The 375 square kilometres Kakum National Park is situated in the Central Region of Ghana, close to the seashore (145 sq mi). It was first established in 1931 as a reserve but only became a national park in 1992 after an initial avifauna assessment was carried out. Tropical vegetation covers the entire area. This park is special since it was created on local residents’ initiative, not by Ghana’s State Department of Wildlife, which is in charge of protecting the country’s wildlife. It is one of only three places in Africa with a 350 m (1,150 ft) long canopy walkway that connects seven tree tops and gives access to the forest.
The African elephant, yellow-backed duiker, gigantic bongo antelope, and Diana monkey are among the park’s most renowned endangered species of wildlife. Additionally, BirdLife International has designated it as an Important Bird Area, with the bird area completely enclosing the park area, 266 kinds of birds were found in the park, including eight species that are threatened by worldwide conservation. The white-breasted guinea fowl is one of these threatened species. The grey parrot and nine other hornbill species have both been identified. A new species of butterfly was found there in 1993, and it is also highly abundant in butterflies. Kakum is home to Ghana’s largest concentration of forest elephants as of 2012.
The Republic of Ghana’s Museums and Monuments Board has asked UNESCO to list the park as a natural World Heritage Site under criteria vii and x. The 2000 entry is included in the preliminary list of World Heritage Sites.
The Kakum River headwater catchment region was designated a forest reserve in 1931 and is under the management of the Forestry Division.
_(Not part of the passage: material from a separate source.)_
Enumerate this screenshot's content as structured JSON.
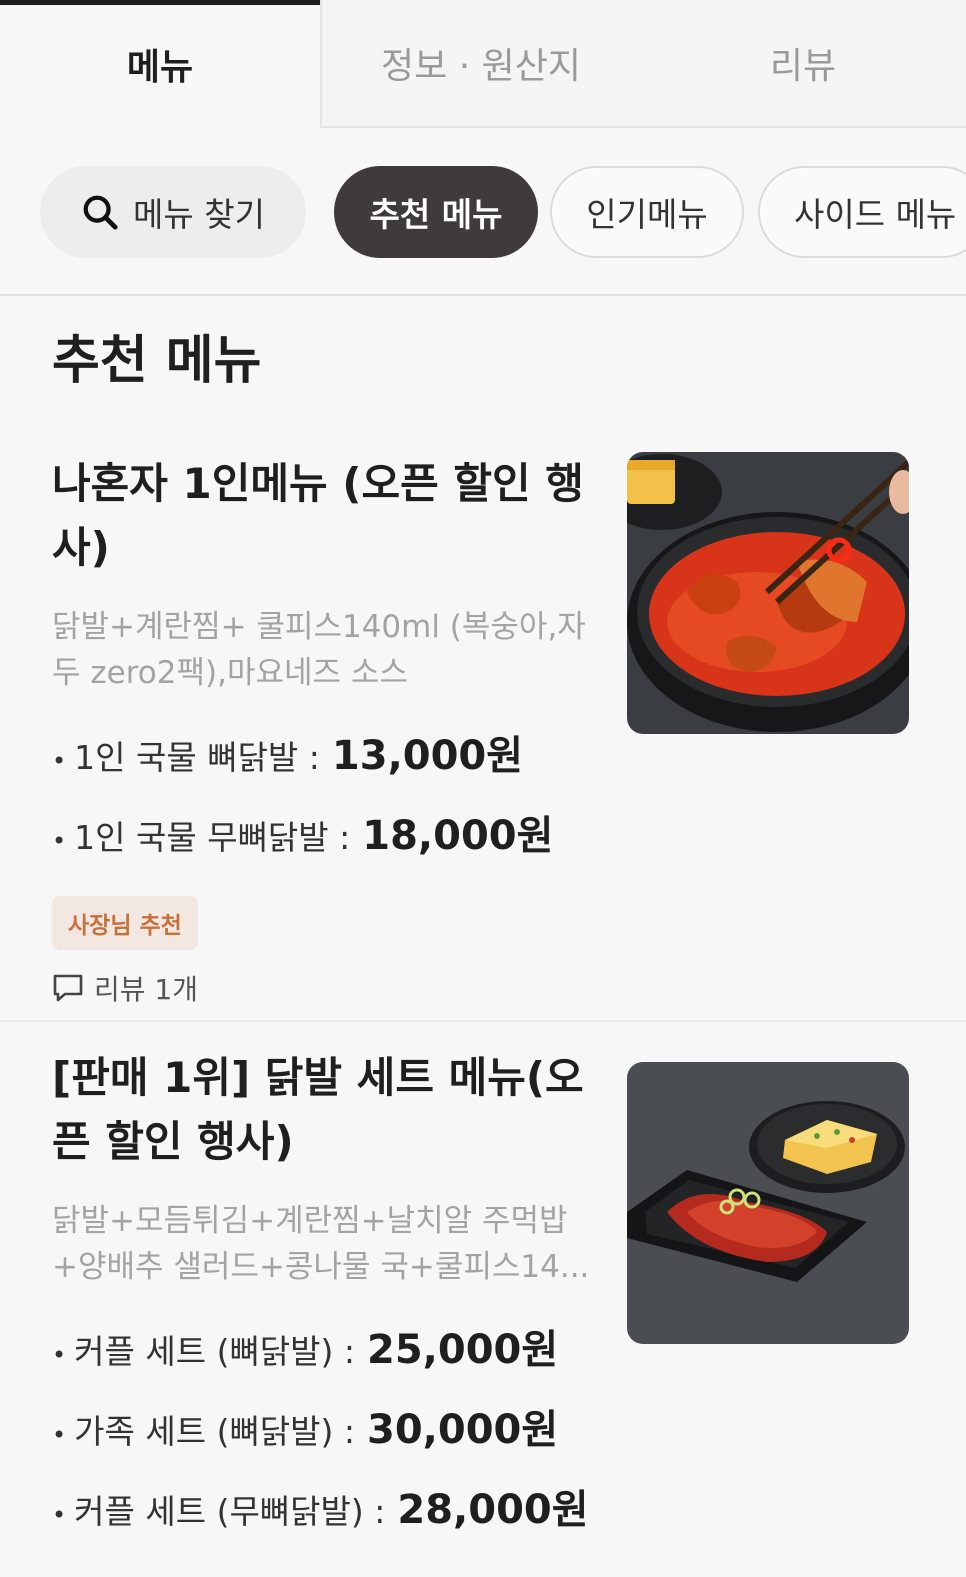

Logging activities were common during this time, especially for the mahogany (Khaya ivorensis) tree species. Up until 1989, when the Wildlife Department took over management of the area, logging operations were still in progress.
As a unique feature on the entire African continent, the park contains a lengthy network of hanging bridges known as the Kakum Canopy Walkway at the level of the forest canopy to offer access to the forest. The visitor can get close to the edges and see plants and animals from a vantage point that would otherwise be inaccessible to people at a height of 40 m (130 ft). The canopy walkway spans 330 meters and crosses seven bridges (1,080 ft). Some of the tree canopies reach heights of more than 50 meters (160 feet).
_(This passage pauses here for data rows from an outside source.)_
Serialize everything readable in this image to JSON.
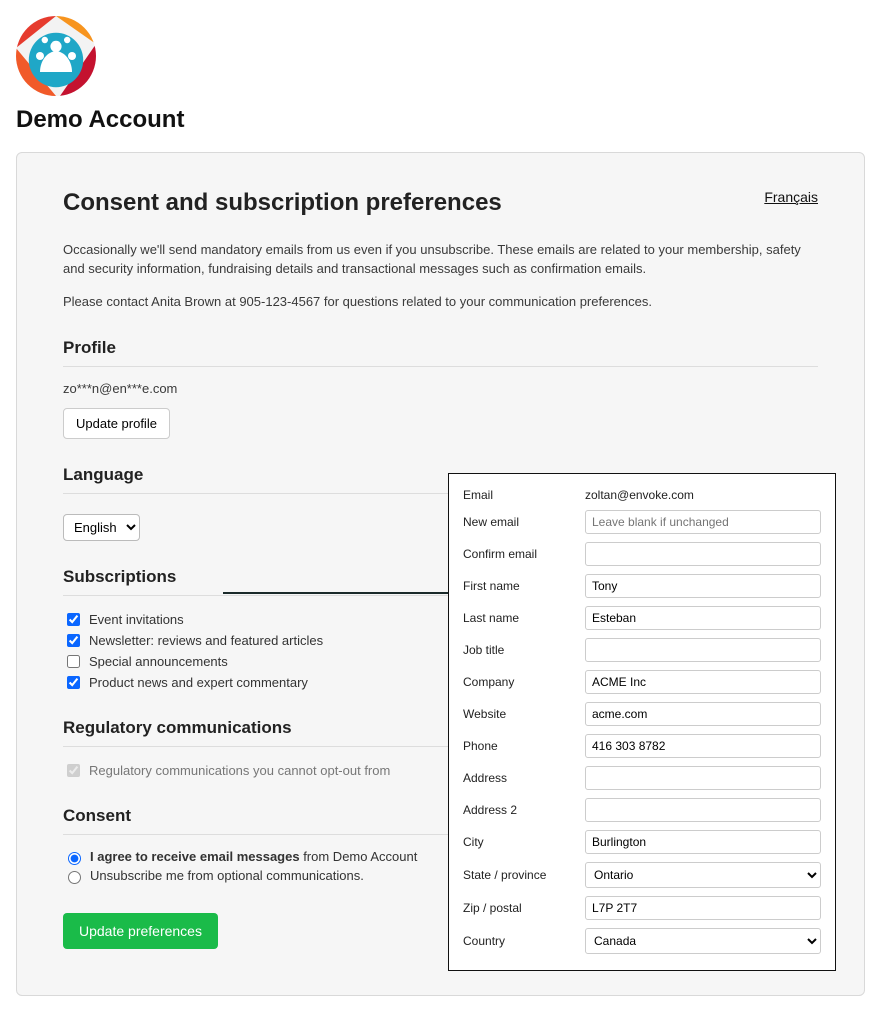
{
  "header": {
    "account_title": "Demo Account"
  },
  "card": {
    "title": "Consent and subscription preferences",
    "lang_link": "Français",
    "intro1": "Occasionally we'll send mandatory emails from us even if you unsubscribe. These emails are related to your membership, safety and security information, fundraising details and transactional messages such as confirmation emails.",
    "intro2": "Please contact Anita Brown at 905-123-4567 for questions related to your communication preferences."
  },
  "profile": {
    "heading": "Profile",
    "masked_email": "zo***n@en***e.com",
    "update_btn": "Update profile"
  },
  "language": {
    "heading": "Language",
    "selected": "English"
  },
  "subs": {
    "heading": "Subscriptions",
    "opt1": "Event invitations",
    "opt2": "Newsletter: reviews and featured articles",
    "opt3": "Special announcements",
    "opt4": "Product news and expert commentary"
  },
  "regulatory": {
    "heading": "Regulatory communications",
    "item": "Regulatory communications you cannot opt-out from"
  },
  "consent": {
    "heading": "Consent",
    "agree_prefix": "I agree to receive email messages",
    "agree_suffix": " from Demo Account",
    "unsub": "Unsubscribe me from optional communications."
  },
  "submit": {
    "label": "Update preferences"
  },
  "panel": {
    "email_lbl": "Email",
    "email_val": "zoltan@envoke.com",
    "newemail_lbl": "New email",
    "newemail_ph": "Leave blank if unchanged",
    "confirm_lbl": "Confirm email",
    "first_lbl": "First name",
    "first_val": "Tony",
    "last_lbl": "Last name",
    "last_val": "Esteban",
    "job_lbl": "Job title",
    "company_lbl": "Company",
    "company_val": "ACME Inc",
    "website_lbl": "Website",
    "website_val": "acme.com",
    "phone_lbl": "Phone",
    "phone_val": "416 303 8782",
    "addr_lbl": "Address",
    "addr2_lbl": "Address 2",
    "city_lbl": "City",
    "city_val": "Burlington",
    "state_lbl": "State / province",
    "state_val": "Ontario",
    "zip_lbl": "Zip / postal",
    "zip_val": "L7P 2T7",
    "country_lbl": "Country",
    "country_val": "Canada"
  }
}
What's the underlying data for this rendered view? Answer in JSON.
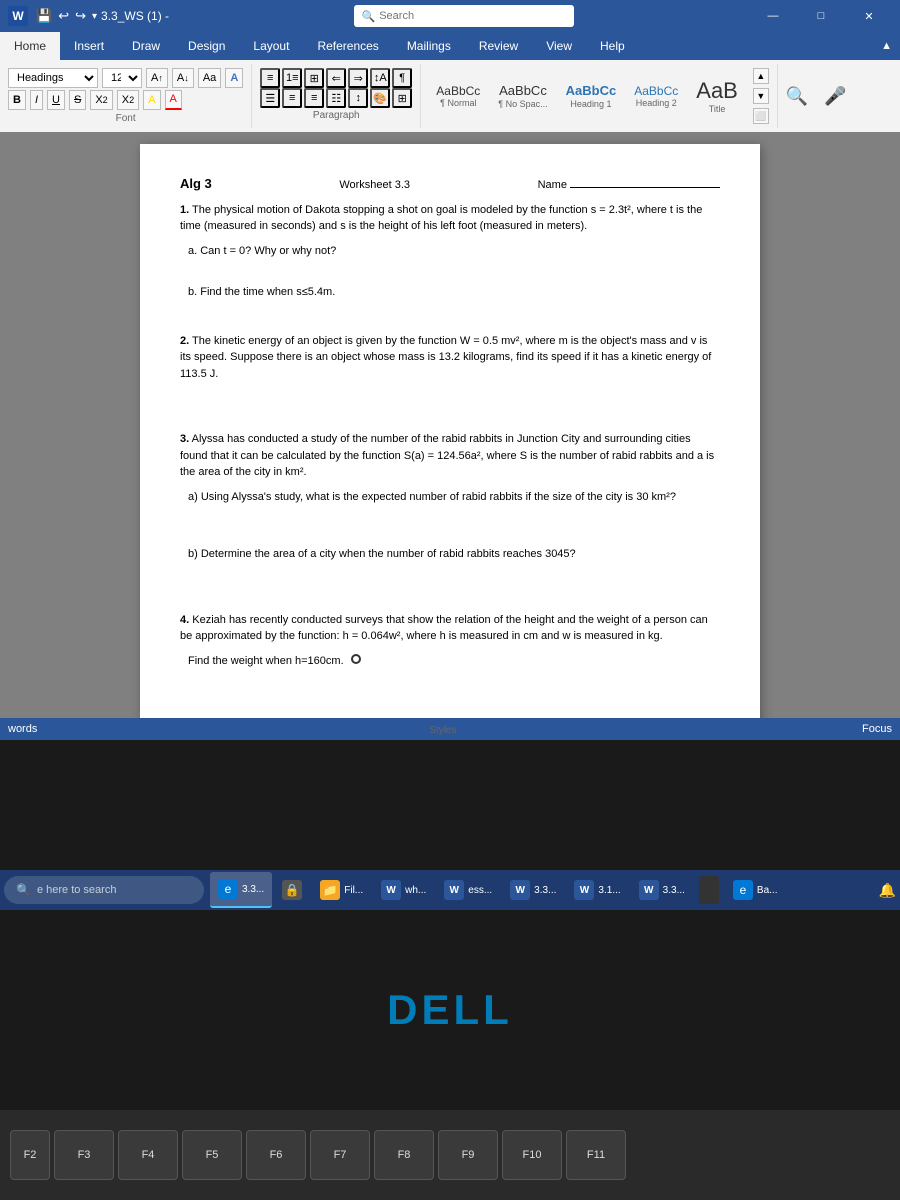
{
  "titlebar": {
    "undo_icon": "↩",
    "redo_icon": "↪",
    "save_icon": "💾",
    "title": "3.3_WS (1) -",
    "search_placeholder": "Search",
    "minimize": "—",
    "maximize": "□",
    "close": "✕",
    "ribbon_icon": "▲"
  },
  "ribbon": {
    "tabs": [
      "Insert",
      "Draw",
      "Design",
      "Layout",
      "References",
      "Mailings",
      "Review",
      "View",
      "Help"
    ],
    "active_tab": "Home",
    "font_name": "Headings",
    "font_size": "12",
    "font_buttons": [
      "A▲",
      "A▼",
      "Aa▾",
      "A"
    ],
    "paragraph_label": "Paragraph",
    "font_label": "Font",
    "styles_label": "Styles",
    "styles": [
      {
        "name": "¶ Normal",
        "label": "Normal",
        "class": "normal"
      },
      {
        "name": "¶ No Spac...",
        "label": "No Spac...",
        "class": "nospace"
      },
      {
        "name": "Heading 1",
        "label": "Heading 1",
        "class": "heading1"
      },
      {
        "name": "Heading 2",
        "label": "Heading 2",
        "class": "heading2"
      },
      {
        "name": "AaB",
        "label": "Title",
        "class": "big-title"
      }
    ]
  },
  "document": {
    "heading": "Alg 3",
    "worksheet_title": "Worksheet 3.3",
    "name_label": "Name",
    "problem1": {
      "number": "1.",
      "text": "The physical motion of Dakota stopping a shot on goal is modeled by the function s = 2.3t², where t is the time (measured in seconds) and s is the height of his left foot (measured in meters).",
      "sub_a": "a. Can t = 0? Why or why not?",
      "sub_b": "b. Find the time when s≤5.4m."
    },
    "problem2": {
      "number": "2.",
      "text": "The kinetic energy of an object is given by the function W = 0.5 mv², where m is the object's mass and v is its speed. Suppose there is an object whose mass is 13.2 kilograms, find its speed if it has a kinetic energy of 113.5 J."
    },
    "problem3": {
      "number": "3.",
      "text": "Alyssa has conducted a study of the number of the rabid rabbits in Junction City and surrounding cities found that it can be calculated by the function S(a) = 124.56a², where S is the number of rabid rabbits and a is the area of the city in km².",
      "sub_a": "a) Using Alyssa's study, what is the expected number of rabid rabbits if the size of the city is 30 km²?",
      "sub_b": "b) Determine the area of a city when the number of rabid rabbits reaches 3045?"
    },
    "problem4": {
      "number": "4.",
      "text": "Keziah has recently conducted surveys that show the relation of the height and the weight of a person can be approximated by the function: h = 0.064w², where h is measured in cm and w is measured in kg.",
      "sub_a": "Find the weight when h=160cm."
    }
  },
  "statusbar": {
    "words_label": "words",
    "focus_label": "Focus"
  },
  "taskbar": {
    "search_placeholder": "e here to search",
    "items": [
      {
        "label": "3.3...",
        "type": "edge",
        "icon": "e",
        "active": true
      },
      {
        "label": "",
        "type": "lock",
        "icon": "🔒"
      },
      {
        "label": "Fil...",
        "type": "file",
        "icon": "📁"
      },
      {
        "label": "W wh...",
        "type": "word",
        "icon": "W"
      },
      {
        "label": "W ess...",
        "type": "word",
        "icon": "W"
      },
      {
        "label": "W 3.3...",
        "type": "word",
        "icon": "W"
      },
      {
        "label": "W 3.1...",
        "type": "word",
        "icon": "W"
      },
      {
        "label": "W 3.3...",
        "type": "word",
        "icon": "W"
      },
      {
        "label": "Ba...",
        "type": "edge",
        "icon": "e"
      }
    ]
  },
  "dell_logo": "DELL",
  "keyboard": {
    "keys": [
      "F2",
      "F3",
      "F4",
      "F5",
      "F6",
      "F7",
      "F8",
      "F9",
      "F10",
      "F11"
    ]
  }
}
It is constructed of wire rope, hardwood planks, and aluminium ladders, and is surrounded by netting for safety. a further viewing platform that tourists can ascend into the canopy fearlessly Construction on the canopy walkway is currently ongoing. Five (5) Ghanaians (employees of Ghana Heritage Conservation Trust, caretakers of the Kakum National Park Visitor Center) helped two Canadian engineers from Vancouver build the Canopy Walkway, and they have been maintaining it ever since.
In the Secondary Forest, the Park now has a Tree House that is located around 20 meters from the forest floor. This facility, which can accommodate about 25 people, offers campers an exciting opportunity to experience woodland life, particularly at night. Many of the animals (such as genets, leopards, etc.) are active at night in search of prey to feed on because of how dense the rainforest is. Thus, the Kakum animals may be viewed up close to the Tree House. An experienced Tour Guide is always available to lead campers on night treks and share Kakum Forest folklore over a bonfire. It’s a fascinating journey.
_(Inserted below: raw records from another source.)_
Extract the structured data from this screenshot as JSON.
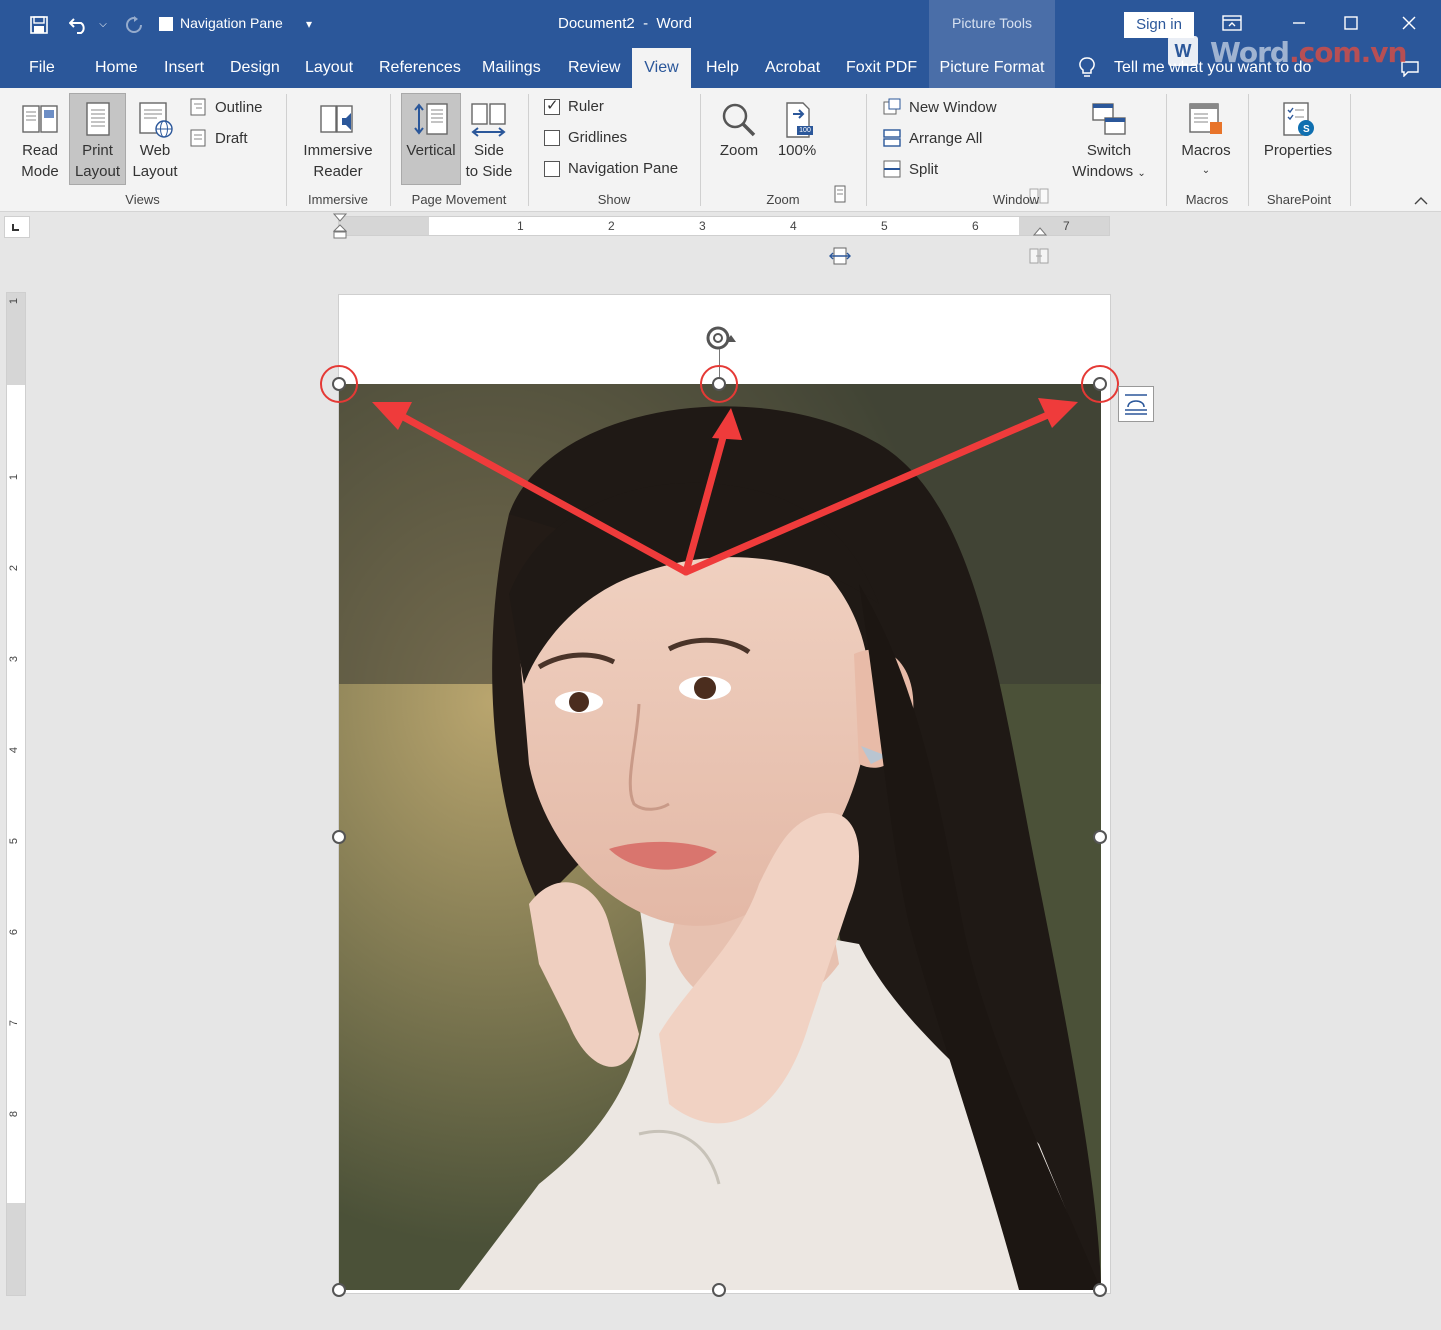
{
  "qat": {
    "navpane_label": "Navigation Pane",
    "save_icon": "save-icon",
    "undo_icon": "undo-icon",
    "redo_icon": "redo-icon"
  },
  "title": {
    "doc": "Document2",
    "sep": "-",
    "app": "Word",
    "picture_tools": "Picture Tools",
    "signin": "Sign in"
  },
  "tabs": [
    "File",
    "Home",
    "Insert",
    "Design",
    "Layout",
    "References",
    "Mailings",
    "Review",
    "View",
    "Help",
    "Acrobat",
    "Foxit PDF",
    "Picture Format"
  ],
  "tellme": "Tell me what you want to do",
  "watermark": {
    "logo": "W",
    "text": "Word",
    "domain": ".com.vn"
  },
  "ribbon": {
    "views": {
      "read_mode": [
        "Read",
        "Mode"
      ],
      "print_layout": [
        "Print",
        "Layout"
      ],
      "web_layout": [
        "Web",
        "Layout"
      ],
      "outline": "Outline",
      "draft": "Draft",
      "label": "Views"
    },
    "immersive": {
      "reader": [
        "Immersive",
        "Reader"
      ],
      "label": "Immersive"
    },
    "page_movement": {
      "vertical": "Vertical",
      "side": [
        "Side",
        "to Side"
      ],
      "label": "Page Movement"
    },
    "show": {
      "ruler": "Ruler",
      "gridlines": "Gridlines",
      "navigation_pane": "Navigation Pane",
      "label": "Show"
    },
    "zoom": {
      "zoom": "Zoom",
      "percent": "100%",
      "badge": "100",
      "label": "Zoom"
    },
    "window": {
      "new_window": "New Window",
      "arrange_all": "Arrange All",
      "split": "Split",
      "switch": [
        "Switch",
        "Windows"
      ],
      "label": "Window"
    },
    "macros": {
      "macros": "Macros",
      "label": "Macros"
    },
    "sharepoint": {
      "properties": "Properties",
      "label": "SharePoint"
    }
  },
  "ruler_numbers": [
    "1",
    "2",
    "3",
    "4",
    "5",
    "6",
    "7"
  ],
  "vruler_numbers": [
    "1",
    "1",
    "2",
    "3",
    "4",
    "5",
    "6",
    "7",
    "8"
  ],
  "colors": {
    "brand": "#2b579a",
    "annotation": "#e53935"
  }
}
The first protected area in Ghana, Kakum, has received significant funding for visitor amenities. On Earth Day 1997, the visitor center opened, and the park was given the Global Tourism for Tomorrow Award the following year. Over time, the number of tourists has increased: from 2,000 in 1992 to 27,000 in 1996 to over 70,000 in 1999 to 135,870 in 2009.
I visited Kakum in 2018 and it was a memorable experienceSamuel Haller